Nissa Mattson was the Grinnell Corps Macao fellow for 2007-2008.
Nissa Mattson's Reports
Report 1Nissa Mattson
Before I arrived in Macau I found the idea of living in such a densely populated city a bit intimidating. I knew it would be a big adjustment after living in rural Iowa. In fact I have come to find living on small crowded island has a lot of advantages. There are a multitude of stores, restaurants, bakeries, and 7-11s on every block. The island I live on, Taipa, is a largely residential area and seems to be inhabited mostly by dogs, babies, and teachers. In contrast the peninsula of Macau is home to primarily casinos and stores selling cell phones.
My job in Macau is a University oral English teacher; I teach two levels of English, level I and level II. My level I students are motivated and enthusiastic first years, who are surprisingly eager to improve their English. My level II students, on the other hand, are mostly second or third years who have failed the course at least once and are not eager to repeat the experience. It is not a surprise then that I get most of my satisfaction teaching level I students and most of my frustration comes from teaching level II. However, during the group presentations of a particular level II class I was pleasantly surprised to find most of the students in the class had really applied themselves and gave excellent presentations. I had given the class a lot of leeway in choosing how they wanted to do their presentations, the main requirement was that their presentation had to relate to a topic we covered in class. One group did an elaborate role play about traveling around the world, complete with wigs and cross dressing. Another group gave a presentation on the carnival of Venice; at the end of their presentation they passed out handmade masks and invited everyone in the class to participate in a mini carnival.
Another triumphant moment of teaching came when I was teaching a unit on men and women to my level I class. The concept of a strong woman was mentioned and at once all of my students started bursting out in laughter. At first I was a bit startled that they found the idea of a woman being strong improbably hilarious. In fact their reaction proved to be the perfect introduction to a discussion on gender. They participated eagerly and thoughtfully in the ensuing discussion; in the end I learned just as much if not more than they did from our conversation.
Unfortunately teaching has not been all carnivals and thoughtful discussions. The first month of teaching was especially difficult and while it has gotten easier, I still face challenges everyday. My level II students' reluctance to speak in class is probably the biggest challenge I face. The first week of class the silence of the students was rather unnerving. The reasons for this silence are various; it can be caused by apathy, timidity, or lack of English understanding. I can help the students work on timidity and lack of understanding; however, I have not been successful in combating apathy. I can try to motivate students, but in the end it depends on whether the student has any desire to learn.

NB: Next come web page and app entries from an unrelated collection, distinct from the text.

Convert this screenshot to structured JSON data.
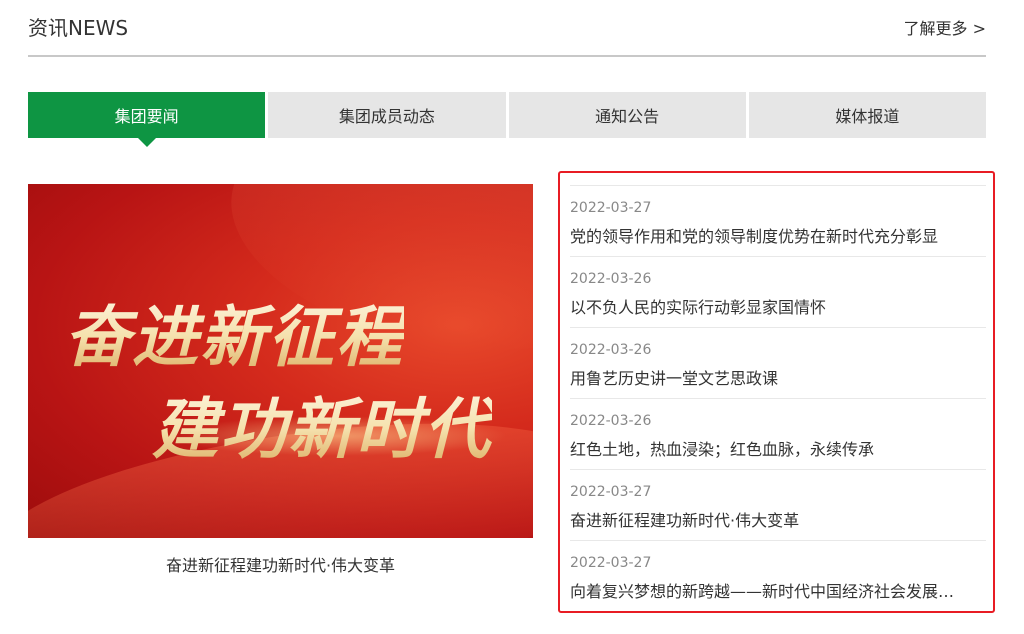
{
  "header": {
    "title": "资讯NEWS",
    "more_link": "了解更多 >"
  },
  "tabs": [
    {
      "label": "集团要闻",
      "active": true
    },
    {
      "label": "集团成员动态",
      "active": false
    },
    {
      "label": "通知公告",
      "active": false
    },
    {
      "label": "媒体报道",
      "active": false
    }
  ],
  "feature": {
    "banner_line1": "奋进新征程",
    "banner_line2": "建功新时代",
    "caption": "奋进新征程建功新时代·伟大变革"
  },
  "news": [
    {
      "date": "2022-03-27",
      "title": "党的领导作用和党的领导制度优势在新时代充分彰显"
    },
    {
      "date": "2022-03-26",
      "title": "以不负人民的实际行动彰显家国情怀"
    },
    {
      "date": "2022-03-26",
      "title": "用鲁艺历史讲一堂文艺思政课"
    },
    {
      "date": "2022-03-26",
      "title": "红色土地，热血浸染；红色血脉，永续传承"
    },
    {
      "date": "2022-03-27",
      "title": "奋进新征程建功新时代·伟大变革"
    },
    {
      "date": "2022-03-27",
      "title": "向着复兴梦想的新跨越——新时代中国经济社会发展…"
    }
  ],
  "colors": {
    "accent_green": "#0e9543",
    "highlight_red": "#e81c24",
    "tab_inactive": "#e6e6e6"
  }
}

What would a first quarterly report from Macau be without a quick mention of the food? The food is wide-ranging and delicious. One can get almost any type of food in Macau, from pizza to Nepalese food. However, the food of Macau really shines in the dishes that are a fusion of Portuguese and Chinese cuisine. Macau also boasts a wide variety of mouth-watering fruit. I am particularly enjoying living in Macau at the moment because cumquats have just come into season. This strange fruit has a sweet rind and a bitter inside and is usually eaten whole.
Macau is the ideal location for anyone who is interested in traveling. Hong Kong is only an hour long ferry ride away and one can actually walk across the border into China (after waiting in lines and going through border control). Traveling outside of Macau has made me realize how much I adore living here and how wonderfully unique Macau really is. The first thing I noticed on my initial foray into China is that Macau is definitely not real China. Macau is by far more western and more expensive than the mainland. At the same time Macau is not just a smaller version Hong Kong either. Macau is a distinct blend of the East, the West, and gambling.
I have been fortunate to meet many friendly and generous people while living abroad. Many people here are eager to get to know foreigners and quick to forge friendships. Recently while traveling from Changsha to Macau Becky and I were befriended by a group of Chinese tourists. We were all traveling in the same direction so they offered to give us a ride on their tour bus. Receiving this kind of generosity has not an isolated experience. Meeting so many wonderful people makes me grateful for living and working in this part of the world.
- Social Commitment
- Grinnell Corps
- Post-Graduate Service Opportunities
- Scholarships and Fellowships
- About Us